> **WORK TO COMPLETE**
Pull out every line below that holds the word "AANBOD".

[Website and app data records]
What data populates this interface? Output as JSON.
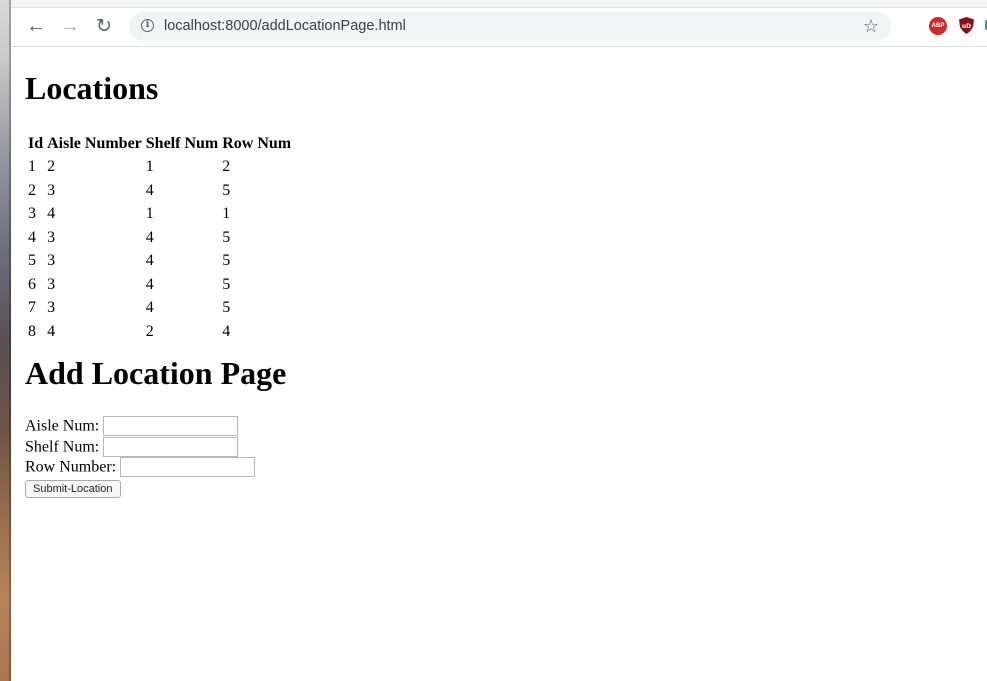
{
  "browser": {
    "url": "localhost:8000/addLocationPage.html",
    "extensions": [
      "adblock-plus-icon",
      "ublock-icon",
      "mail-icon"
    ],
    "abp_label": "ABP",
    "ub_label": "uD"
  },
  "locations": {
    "title": "Locations",
    "columns": [
      "Id",
      "Aisle Number",
      "Shelf Num",
      "Row Num"
    ],
    "rows": [
      [
        "1",
        "2",
        "1",
        "2"
      ],
      [
        "2",
        "3",
        "4",
        "5"
      ],
      [
        "3",
        "4",
        "1",
        "1"
      ],
      [
        "4",
        "3",
        "4",
        "5"
      ],
      [
        "5",
        "3",
        "4",
        "5"
      ],
      [
        "6",
        "3",
        "4",
        "5"
      ],
      [
        "7",
        "3",
        "4",
        "5"
      ],
      [
        "8",
        "4",
        "2",
        "4"
      ]
    ]
  },
  "form": {
    "title": "Add Location Page",
    "aisle_label": "Aisle Num:",
    "shelf_label": "Shelf Num:",
    "row_label": "Row Number:",
    "aisle_value": "",
    "shelf_value": "",
    "row_value": "",
    "submit_label": "Submit-Location"
  }
}
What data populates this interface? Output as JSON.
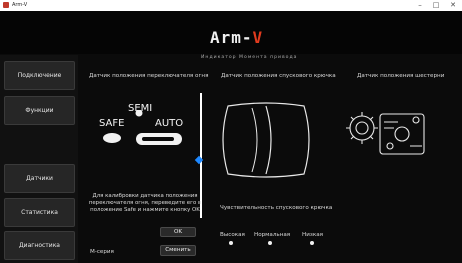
{
  "window": {
    "title": "Arm-V",
    "minimize": "–",
    "maximize": "□",
    "close": "✕"
  },
  "header": {
    "logo_main": "Arm-",
    "logo_accent": "V",
    "subtitle": "Индикатор Момента привода"
  },
  "sidebar": {
    "items": [
      {
        "label": "Подключение"
      },
      {
        "label": "Функции"
      },
      {
        "label": "Датчики"
      },
      {
        "label": "Статистика"
      },
      {
        "label": "Диагностика"
      }
    ]
  },
  "fire_selector": {
    "title": "Датчик положения переключателя огня",
    "semi": "SEMI",
    "safe": "SAFE",
    "auto": "AUTO",
    "instruction": "Для калибровки датчика положения переключателя огня, переведите его в положение Safe и нажмите кнопку OK",
    "ok_label": "OK",
    "serial_label": "М-серия",
    "change_label": "Сменить"
  },
  "trigger": {
    "title": "Датчик положения спускового крючка",
    "sensitivity_title": "Чувствительность спускового крючка",
    "options": [
      "Высокая",
      "Нормальная",
      "Низкая"
    ]
  },
  "gear": {
    "title": "Датчик положения шестерни"
  },
  "colors": {
    "accent": "#e23b1e",
    "marker": "#1e88ff"
  }
}
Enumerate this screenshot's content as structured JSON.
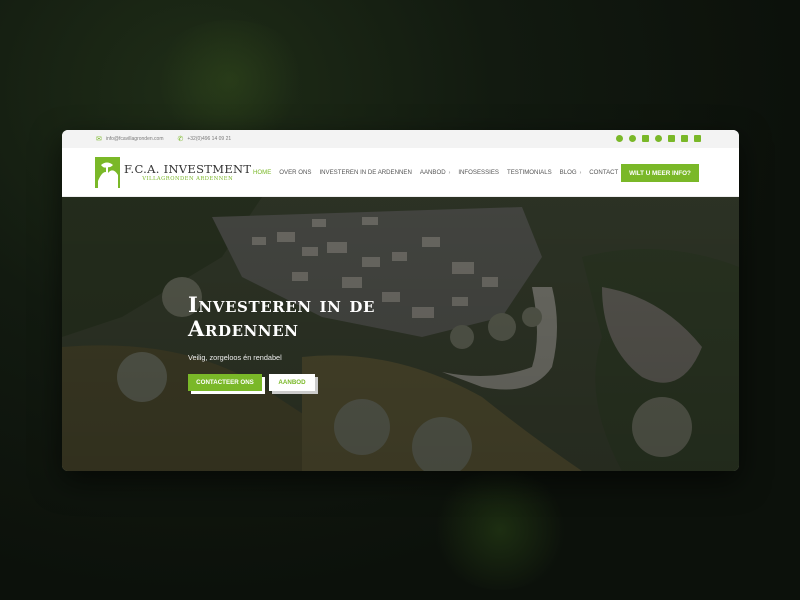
{
  "topbar": {
    "email": "info@fcavillagronden.com",
    "phone": "+32(0)496 14 09 21",
    "email_icon": "envelope-icon",
    "phone_icon": "phone-icon",
    "socials": [
      "google-icon",
      "facebook-icon",
      "linkedin-icon",
      "pinterest-icon",
      "instagram-icon",
      "youtube-icon",
      "rss-icon"
    ]
  },
  "brand": {
    "name": "F.C.A. INVESTMENT",
    "tagline": "VILLAGRONDEN ARDENNEN"
  },
  "nav": {
    "items": [
      {
        "label": "HOME",
        "active": true
      },
      {
        "label": "OVER ONS"
      },
      {
        "label": "INVESTEREN IN DE ARDENNEN"
      },
      {
        "label": "AANBOD",
        "dropdown": true
      },
      {
        "label": "INFOSESSIES"
      },
      {
        "label": "TESTIMONIALS"
      },
      {
        "label": "BLOG",
        "dropdown": true
      },
      {
        "label": "CONTACT"
      }
    ],
    "cta": "WILT U MEER INFO?"
  },
  "hero": {
    "title_line1": "Investeren in de",
    "title_line2": "Ardennen",
    "subtitle": "Veilig, zorgeloos én rendabel",
    "primary_button": "CONTACTEER ONS",
    "secondary_button": "AANBOD"
  },
  "colors": {
    "accent": "#7ab828",
    "text": "#555555"
  }
}
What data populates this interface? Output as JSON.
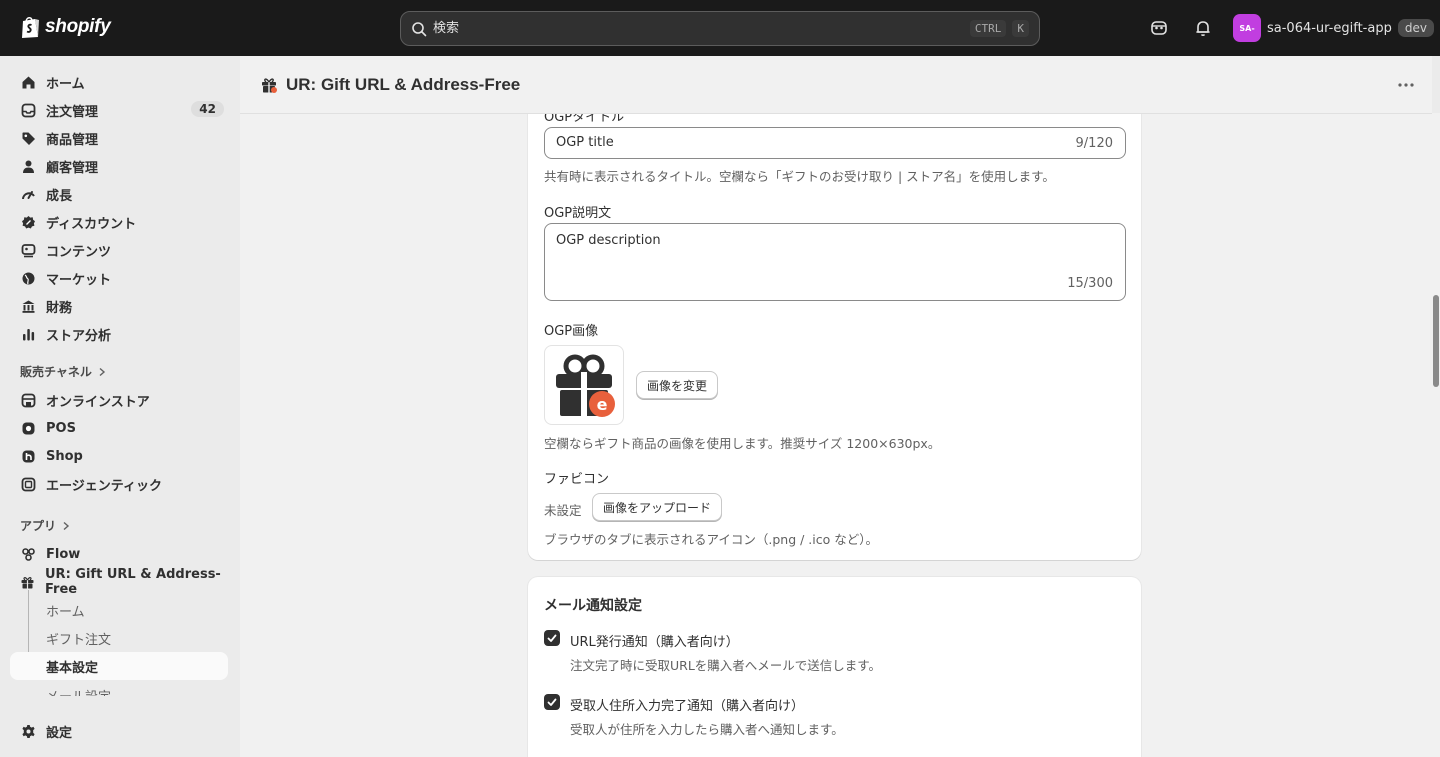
{
  "topbar": {
    "logo_text": "shopify",
    "search_placeholder": "検索",
    "shortcut_ctrl": "CTRL",
    "shortcut_key": "K",
    "avatar_initials": "SA-",
    "store_name": "sa-064-ur-egift-app",
    "env_badge": "dev"
  },
  "sidebar": {
    "items": [
      {
        "label": "ホーム",
        "icon": "home-icon"
      },
      {
        "label": "注文管理",
        "icon": "orders-icon",
        "count": "42"
      },
      {
        "label": "商品管理",
        "icon": "tag-icon"
      },
      {
        "label": "顧客管理",
        "icon": "person-icon"
      },
      {
        "label": "成長",
        "icon": "growth-icon"
      },
      {
        "label": "ディスカウント",
        "icon": "discount-icon"
      },
      {
        "label": "コンテンツ",
        "icon": "content-icon"
      },
      {
        "label": "マーケット",
        "icon": "globe-icon"
      },
      {
        "label": "財務",
        "icon": "bank-icon"
      },
      {
        "label": "ストア分析",
        "icon": "chart-icon"
      }
    ],
    "sales_channels_title": "販売チャネル",
    "channels": [
      {
        "label": "オンラインストア",
        "icon": "store-icon"
      },
      {
        "label": "POS",
        "icon": "pos-icon"
      },
      {
        "label": "Shop",
        "icon": "shop-icon"
      },
      {
        "label": "エージェンティック",
        "icon": "agentic-icon"
      }
    ],
    "apps_title": "アプリ",
    "apps": [
      {
        "label": "Flow",
        "icon": "flow-icon"
      },
      {
        "label": "UR: Gift URL & Address-Free",
        "icon": "gift-app-icon"
      }
    ],
    "app_subitems": [
      "ホーム",
      "ギフト注文",
      "基本設定",
      "メール設定"
    ],
    "settings_label": "設定"
  },
  "page": {
    "title": "UR: Gift URL & Address-Free"
  },
  "ogp": {
    "title_label": "OGPタイトル",
    "title_value": "OGP title",
    "title_count": "9/120",
    "title_help": "共有時に表示されるタイトル。空欄なら「ギフトのお受け取り | ストア名」を使用します。",
    "desc_label": "OGP説明文",
    "desc_value": "OGP description",
    "desc_count": "15/300",
    "image_label": "OGP画像",
    "change_image_button": "画像を変更",
    "image_help": "空欄ならギフト商品の画像を使用します。推奨サイズ 1200×630px。",
    "favicon_label": "ファビコン",
    "favicon_status": "未設定",
    "upload_button": "画像をアップロード",
    "favicon_help": "ブラウザのタブに表示されるアイコン（.png / .ico など）。"
  },
  "mail": {
    "title": "メール通知設定",
    "options": [
      {
        "label": "URL発行通知（購入者向け）",
        "help": "注文完了時に受取URLを購入者へメールで送信します。",
        "checked": true
      },
      {
        "label": "受取人住所入力完了通知（購入者向け）",
        "help": "受取人が住所を入力したら購入者へ通知します。",
        "checked": true
      }
    ]
  },
  "colors": {
    "topbar_bg": "#1a1a1a",
    "avatar_bg": "#c13ee0",
    "accent_orange": "#e8603c"
  }
}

> **EXERCISE RESPONSE**
        "label": "AANBOD",
    "secondary_button": "AANBOD"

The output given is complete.